Sharon Zhou

:  about !  resume //  projects ?  contact > Teach Me Latin
: used for titles, salutations, explanations, definitions, lists, and type indication

I am

 :  the 1st Harvard graduate to have majored in Computer Science and the Classics.

 :  on a journey to cultivate myself and to become a better person.

 :  determined to change the world for the better.

 :  hoping to inspire others to do the same.

The only people who change the world
are those crazy enough to believe they can.
! used for emotional emphasis, loud volume, priority, and negation

Stanford University
Adjunct Faculty, Computer Science — AI
PhD, Computer Science — AI
Advised by Andrew Ng

Product & Engineering Experience
Google, Machine Learning Product Manager
Kensho, Product Management Consultant
Tamr, Product Manager

Harvard University
Joint B.A., Computer Science & the Classics
summa cum laude with Highest Honors
Phi Beta Kappa 'Senior 48'

Teaching Fellow, Harvard School of Engineering and Applied Sciences
Non-resident tutor, Eliot House

My pastimes include cold-calling
// used for single-line comments, authority indication, and the quondam dash

Generative models are magical: telling stories, making art, writing code. I'm obsessed. I was supposed to drop out of my PhD, but I got so obsessed I found myself failing that goal and graduating. I mean, have you checked out my Twitter? The obsession is real. Thankfully, I also like building product and commercializing things.

Publications on Google Scholar.

Teaching & Preaching
I created and taught the GANs courses at Stanford and on Coursera. These are the first courses on GANs, the state-of-the-art in realistic image generation.

Our course launch is recorded on Youtube, so go take a little peek.

I have the great fortune of teaching 80,000 students around the world, who I hope go on to do great things. When first recording, I was teaching 1:1 to my sister. She was my student 0. I hope that's made the experience more personal and engaging to every student in the future.

I've also contributed edits to Artificial Intelligence: A Modern Approach (4th edition), the most widely read AI textbook in the world, by Stuart Russell & Peter Norvig — specifically the machine learning, deep learning, and reinforcement learning chapters.

Black lives matter
I wish more people were willing to say this publicly, especially those I admire in my field. For those who look up to me, I hope you know I stand for this and am willing to say and work towards this publicly. During the protests in summer 2020, I put together a small skunkworks team of great students and we used computer vision for anti-facial recognition to start helping with protester anonymity. We've since connected with several groups and hopefully made a small difference.

On weekends, I used to run Sidepact, a weekend program for employed engineers to start companies — cofounded with my amazing college friend, Kevin Sun. Our current program director is the wonderful Sebastian Gallese, who launched his company last batch.

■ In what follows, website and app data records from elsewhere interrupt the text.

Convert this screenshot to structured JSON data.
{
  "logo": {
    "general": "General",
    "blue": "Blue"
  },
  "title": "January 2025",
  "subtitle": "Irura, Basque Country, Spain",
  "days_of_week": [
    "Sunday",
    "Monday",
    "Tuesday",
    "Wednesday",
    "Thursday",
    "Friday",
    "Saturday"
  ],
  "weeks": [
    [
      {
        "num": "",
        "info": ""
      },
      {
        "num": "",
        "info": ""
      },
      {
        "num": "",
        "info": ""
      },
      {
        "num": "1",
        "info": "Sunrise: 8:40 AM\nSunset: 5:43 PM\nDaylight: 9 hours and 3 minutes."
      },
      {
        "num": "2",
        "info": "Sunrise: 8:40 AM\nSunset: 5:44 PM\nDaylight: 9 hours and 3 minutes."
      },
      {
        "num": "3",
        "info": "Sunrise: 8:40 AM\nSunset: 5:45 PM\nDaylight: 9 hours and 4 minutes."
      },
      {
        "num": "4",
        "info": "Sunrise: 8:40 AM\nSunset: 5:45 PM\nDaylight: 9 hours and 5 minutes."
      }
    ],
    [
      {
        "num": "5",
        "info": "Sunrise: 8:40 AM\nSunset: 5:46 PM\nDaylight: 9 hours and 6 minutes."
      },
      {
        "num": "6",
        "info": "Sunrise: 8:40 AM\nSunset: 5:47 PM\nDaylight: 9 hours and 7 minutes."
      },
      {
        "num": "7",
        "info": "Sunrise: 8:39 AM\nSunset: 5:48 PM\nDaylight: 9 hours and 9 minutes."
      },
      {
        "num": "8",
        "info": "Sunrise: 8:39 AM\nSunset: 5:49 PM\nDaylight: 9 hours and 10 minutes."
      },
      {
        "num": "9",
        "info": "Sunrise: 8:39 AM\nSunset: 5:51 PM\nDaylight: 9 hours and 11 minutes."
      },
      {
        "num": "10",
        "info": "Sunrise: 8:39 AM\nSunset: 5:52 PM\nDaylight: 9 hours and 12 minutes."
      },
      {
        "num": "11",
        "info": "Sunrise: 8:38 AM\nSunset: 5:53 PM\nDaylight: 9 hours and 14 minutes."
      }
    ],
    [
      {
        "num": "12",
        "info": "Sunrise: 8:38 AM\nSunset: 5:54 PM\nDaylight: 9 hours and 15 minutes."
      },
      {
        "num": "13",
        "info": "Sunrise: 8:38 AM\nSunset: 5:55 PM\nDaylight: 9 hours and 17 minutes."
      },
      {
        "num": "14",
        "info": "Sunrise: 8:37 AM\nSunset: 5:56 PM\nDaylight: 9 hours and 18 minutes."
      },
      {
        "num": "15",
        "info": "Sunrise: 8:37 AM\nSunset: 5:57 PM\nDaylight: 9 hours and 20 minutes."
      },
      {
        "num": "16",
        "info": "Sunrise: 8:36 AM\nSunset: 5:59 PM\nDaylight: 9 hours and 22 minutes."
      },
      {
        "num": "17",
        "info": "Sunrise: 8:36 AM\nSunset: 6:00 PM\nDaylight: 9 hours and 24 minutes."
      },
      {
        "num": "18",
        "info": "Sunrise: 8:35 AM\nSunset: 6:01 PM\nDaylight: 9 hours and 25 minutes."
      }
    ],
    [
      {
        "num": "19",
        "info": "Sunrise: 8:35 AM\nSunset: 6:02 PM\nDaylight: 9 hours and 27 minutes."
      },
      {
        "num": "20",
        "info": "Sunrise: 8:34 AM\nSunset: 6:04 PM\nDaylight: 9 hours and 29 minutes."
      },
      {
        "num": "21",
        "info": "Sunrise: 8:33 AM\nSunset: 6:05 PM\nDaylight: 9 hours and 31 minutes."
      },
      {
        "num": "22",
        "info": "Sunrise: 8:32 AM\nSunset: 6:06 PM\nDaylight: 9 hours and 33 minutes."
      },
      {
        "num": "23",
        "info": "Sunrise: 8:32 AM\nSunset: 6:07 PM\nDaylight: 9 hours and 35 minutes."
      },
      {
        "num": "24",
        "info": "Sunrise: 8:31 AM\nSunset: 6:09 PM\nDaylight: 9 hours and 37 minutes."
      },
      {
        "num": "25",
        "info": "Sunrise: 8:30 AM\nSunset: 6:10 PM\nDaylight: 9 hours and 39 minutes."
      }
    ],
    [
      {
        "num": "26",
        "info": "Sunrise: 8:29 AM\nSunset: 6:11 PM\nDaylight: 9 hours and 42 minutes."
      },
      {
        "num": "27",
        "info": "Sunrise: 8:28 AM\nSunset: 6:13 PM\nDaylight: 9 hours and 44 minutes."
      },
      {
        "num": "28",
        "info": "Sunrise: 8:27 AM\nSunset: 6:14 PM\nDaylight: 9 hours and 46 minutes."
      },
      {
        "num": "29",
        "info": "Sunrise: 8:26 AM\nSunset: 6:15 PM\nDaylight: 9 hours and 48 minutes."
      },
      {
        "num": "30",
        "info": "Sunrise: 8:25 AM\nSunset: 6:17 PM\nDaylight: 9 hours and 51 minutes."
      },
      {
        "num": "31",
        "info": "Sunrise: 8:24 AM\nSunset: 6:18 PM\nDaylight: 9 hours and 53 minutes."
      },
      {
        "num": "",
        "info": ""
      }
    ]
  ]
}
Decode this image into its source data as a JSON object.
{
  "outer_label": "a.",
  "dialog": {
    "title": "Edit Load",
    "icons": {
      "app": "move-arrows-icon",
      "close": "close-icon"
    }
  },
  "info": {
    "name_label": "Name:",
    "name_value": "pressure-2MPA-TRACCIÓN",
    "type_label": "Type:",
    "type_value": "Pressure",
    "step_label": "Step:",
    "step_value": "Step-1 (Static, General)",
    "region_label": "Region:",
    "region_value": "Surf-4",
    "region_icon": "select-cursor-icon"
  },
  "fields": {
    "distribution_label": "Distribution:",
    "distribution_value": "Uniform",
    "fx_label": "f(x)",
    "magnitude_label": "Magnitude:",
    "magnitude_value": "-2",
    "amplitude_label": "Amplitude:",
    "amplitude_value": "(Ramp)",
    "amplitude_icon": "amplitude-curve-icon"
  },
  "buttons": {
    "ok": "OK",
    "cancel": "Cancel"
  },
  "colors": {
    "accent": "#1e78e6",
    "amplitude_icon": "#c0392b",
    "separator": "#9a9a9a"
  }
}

O reader, my reader. Yes, that I am. Without getting into the poems I've written for Yelp reviews (excuse the praeteritio), here are some of my highlights. (1) A Sonnet Riddle. And (2) I'll just paste this other one here for you. It's a Shakespearean sonnet on training neural networks:

Cross entropy was at a heavy loss,
As poor costly predictions tumbled out,
Bidden keenly by a research Pangloss,
Who builds, tests, tunes without enough doubt.

Back alas to the core architecture,
A broad search was to be conducted.
Better models were bullish conjecture,
As loss was tallied and reconstructed.

One model had promising vigor,
To prophesy the right output vector.
This net was much deeper, faster, bigger,
And deemed best by the model selector.

So its gradient cared not to relent,
As it hurried to take a swift descent.

My undergrad thesis visualized the logic of Latin grammar into puzzle pieces for novices to learn more intuitively and engagingly. Think: Scratch for natural language. Play at Watch the video on the research behind it.

Began as a personal research project, published in ACM CHI, one of the top ranked computer science conferences in the world, and my undergraduate thesis. Collaborated with 4 Harvard professors, 2 in Computer Science and 2 in Classics.

I also wrote a PyPI pkg for an obscure conda feature.
? used for interrogation, queries, boolean evaluation, uncertainty, and possibility

Email me.Email me at


I think we often underestimate simple punctuation marks, which contain rich storehouses of meaning and the nuances of which are context-dependent. While the question mark, for example, can indicate a negative feeling such as uncertainty, it is also able to express the positive feeling of possibility and even a neutral and emotionally independent interrogative, such as a database query.

tl;dr : I like to simultaneously embrace my inner
grammarian, programmer, and hipster.